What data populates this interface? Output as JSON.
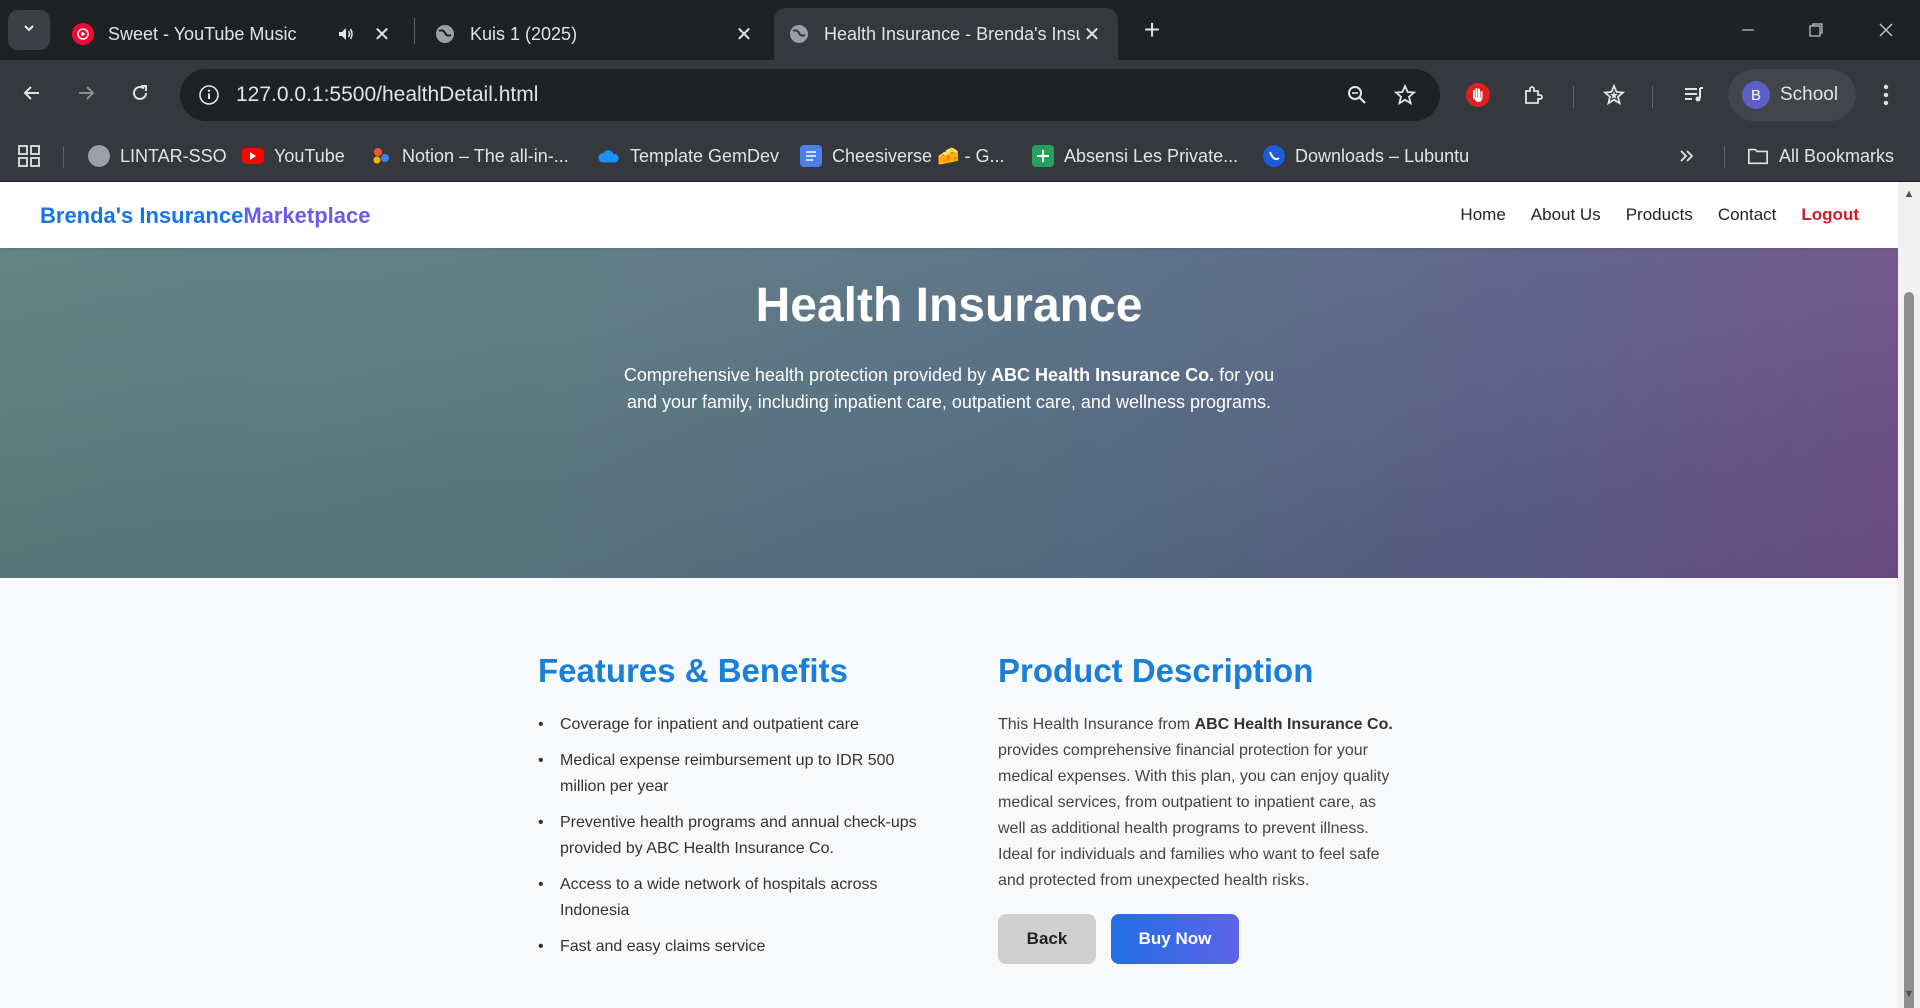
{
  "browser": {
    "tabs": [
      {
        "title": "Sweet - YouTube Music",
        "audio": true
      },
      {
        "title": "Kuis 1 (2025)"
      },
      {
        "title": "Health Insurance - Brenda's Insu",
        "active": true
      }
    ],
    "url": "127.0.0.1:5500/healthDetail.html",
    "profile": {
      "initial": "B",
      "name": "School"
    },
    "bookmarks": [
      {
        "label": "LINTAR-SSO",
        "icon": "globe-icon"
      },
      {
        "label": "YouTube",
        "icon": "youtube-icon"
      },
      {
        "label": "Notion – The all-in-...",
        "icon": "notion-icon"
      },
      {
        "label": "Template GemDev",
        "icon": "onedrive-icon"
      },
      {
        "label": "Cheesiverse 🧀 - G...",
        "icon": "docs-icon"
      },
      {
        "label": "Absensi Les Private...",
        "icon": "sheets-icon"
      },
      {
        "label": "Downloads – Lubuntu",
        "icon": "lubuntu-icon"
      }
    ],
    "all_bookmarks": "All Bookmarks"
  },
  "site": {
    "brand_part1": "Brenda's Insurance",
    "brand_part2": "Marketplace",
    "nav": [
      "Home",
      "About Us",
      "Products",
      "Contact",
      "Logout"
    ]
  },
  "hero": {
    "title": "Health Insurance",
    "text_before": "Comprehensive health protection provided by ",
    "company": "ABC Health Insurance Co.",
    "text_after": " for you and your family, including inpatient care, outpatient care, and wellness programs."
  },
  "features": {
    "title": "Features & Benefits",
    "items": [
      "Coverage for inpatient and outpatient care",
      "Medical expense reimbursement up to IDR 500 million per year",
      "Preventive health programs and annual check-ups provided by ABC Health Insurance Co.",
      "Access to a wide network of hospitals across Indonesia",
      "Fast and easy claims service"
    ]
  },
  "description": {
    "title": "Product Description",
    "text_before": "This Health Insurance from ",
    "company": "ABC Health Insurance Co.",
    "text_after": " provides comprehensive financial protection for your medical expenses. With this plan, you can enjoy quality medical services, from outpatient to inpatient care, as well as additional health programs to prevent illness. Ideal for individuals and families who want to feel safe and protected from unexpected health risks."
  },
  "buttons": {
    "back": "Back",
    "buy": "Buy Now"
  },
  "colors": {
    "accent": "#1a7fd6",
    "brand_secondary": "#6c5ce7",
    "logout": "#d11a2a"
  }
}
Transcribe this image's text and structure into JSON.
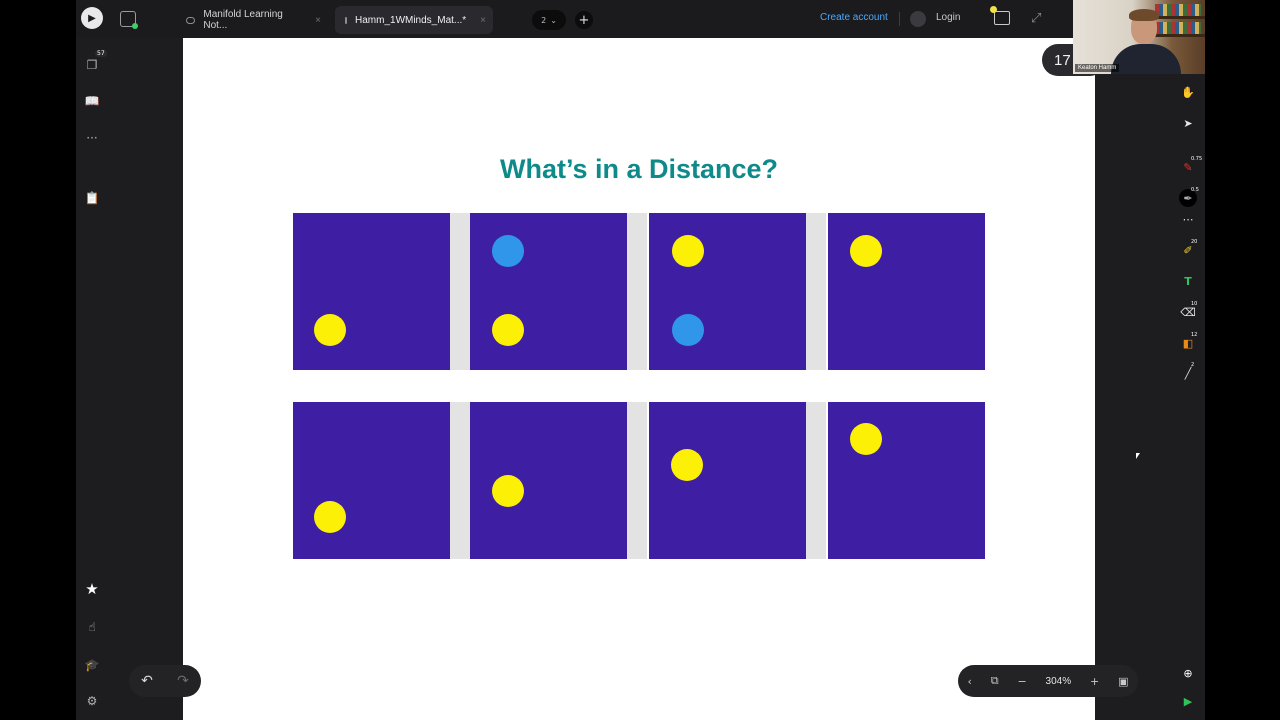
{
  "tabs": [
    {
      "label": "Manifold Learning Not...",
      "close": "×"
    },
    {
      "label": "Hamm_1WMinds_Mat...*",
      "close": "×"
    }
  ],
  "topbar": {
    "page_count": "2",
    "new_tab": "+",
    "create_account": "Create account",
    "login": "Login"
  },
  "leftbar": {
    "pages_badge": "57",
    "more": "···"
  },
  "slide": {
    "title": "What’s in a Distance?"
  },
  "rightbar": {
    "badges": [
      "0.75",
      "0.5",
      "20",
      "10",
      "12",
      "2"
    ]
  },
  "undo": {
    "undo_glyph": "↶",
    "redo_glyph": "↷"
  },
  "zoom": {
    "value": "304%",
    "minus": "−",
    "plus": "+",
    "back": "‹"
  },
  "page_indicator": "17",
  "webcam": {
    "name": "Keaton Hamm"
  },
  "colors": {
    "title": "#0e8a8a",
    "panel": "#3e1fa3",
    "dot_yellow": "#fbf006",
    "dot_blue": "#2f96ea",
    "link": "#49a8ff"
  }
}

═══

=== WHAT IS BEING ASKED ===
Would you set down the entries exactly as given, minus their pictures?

=== ANSWER BOX ===
What data populates this interface? Output as JSON.
{
  "browser": {
    "tabs": [
      {
        "title": "Sweet - YouTube Music",
        "audio": true
      },
      {
        "title": "Kuis 1 (2025)"
      },
      {
        "title": "Health Insurance - Brenda's Insu",
        "active": true
      }
    ],
    "url": "127.0.0.1:5500/healthDetail.html",
    "profile": {
      "initial": "B",
      "name": "School"
    },
    "bookmarks": [
      {
        "label": "LINTAR-SSO",
        "icon": "globe-icon"
      },
      {
        "label": "YouTube",
        "icon": "youtube-icon"
      },
      {
        "label": "Notion – The all-in-...",
        "icon": "notion-icon"
      },
      {
        "label": "Template GemDev",
        "icon": "onedrive-icon"
      },
      {
        "label": "Cheesiverse 🧀 - G...",
        "icon": "docs-icon"
      },
      {
        "label": "Absensi Les Private...",
        "icon": "sheets-icon"
      },
      {
        "label": "Downloads – Lubuntu",
        "icon": "lubuntu-icon"
      }
    ],
    "all_bookmarks": "All Bookmarks"
  },
  "site": {
    "brand_part1": "Brenda's Insurance",
    "brand_part2": "Marketplace",
    "nav": [
      "Home",
      "About Us",
      "Products",
      "Contact",
      "Logout"
    ]
  },
  "hero": {
    "title": "Health Insurance",
    "text_before": "Comprehensive health protection provided by ",
    "company": "ABC Health Insurance Co.",
    "text_after": " for you and your family, including inpatient care, outpatient care, and wellness programs."
  },
  "features": {
    "title": "Features & Benefits",
    "items": [
      "Coverage for inpatient and outpatient care",
      "Medical expense reimbursement up to IDR 500 million per year",
      "Preventive health programs and annual check-ups provided by ABC Health Insurance Co.",
      "Access to a wide network of hospitals across Indonesia",
      "Fast and easy claims service"
    ]
  },
  "description": {
    "title": "Product Description",
    "text_before": "This Health Insurance from ",
    "company": "ABC Health Insurance Co.",
    "text_after": " provides comprehensive financial protection for your medical expenses. With this plan, you can enjoy quality medical services, from outpatient to inpatient care, as well as additional health programs to prevent illness. Ideal for individuals and families who want to feel safe and protected from unexpected health risks."
  },
  "buttons": {
    "back": "Back",
    "buy": "Buy Now"
  },
  "colors": {
    "accent": "#1a7fd6",
    "brand_secondary": "#6c5ce7",
    "logout": "#d11a2a"
  }
}
Transcribe this image's text and structure into JSON.
{
  "tabs": [
    {
      "label": "Manifold Learning Not...",
      "close": "×"
    },
    {
      "label": "Hamm_1WMinds_Mat...*",
      "close": "×"
    }
  ],
  "topbar": {
    "page_count": "2",
    "new_tab": "+",
    "create_account": "Create account",
    "login": "Login"
  },
  "leftbar": {
    "pages_badge": "57",
    "more": "···"
  },
  "slide": {
    "title": "What’s in a Distance?"
  },
  "rightbar": {
    "badges": [
      "0.75",
      "0.5",
      "20",
      "10",
      "12",
      "2"
    ]
  },
  "undo": {
    "undo_glyph": "↶",
    "redo_glyph": "↷"
  },
  "zoom": {
    "value": "304%",
    "minus": "−",
    "plus": "+",
    "back": "‹"
  },
  "page_indicator": "17",
  "webcam": {
    "name": "Keaton Hamm"
  },
  "colors": {
    "title": "#0e8a8a",
    "panel": "#3e1fa3",
    "dot_yellow": "#fbf006",
    "dot_blue": "#2f96ea",
    "link": "#49a8ff"
  }
}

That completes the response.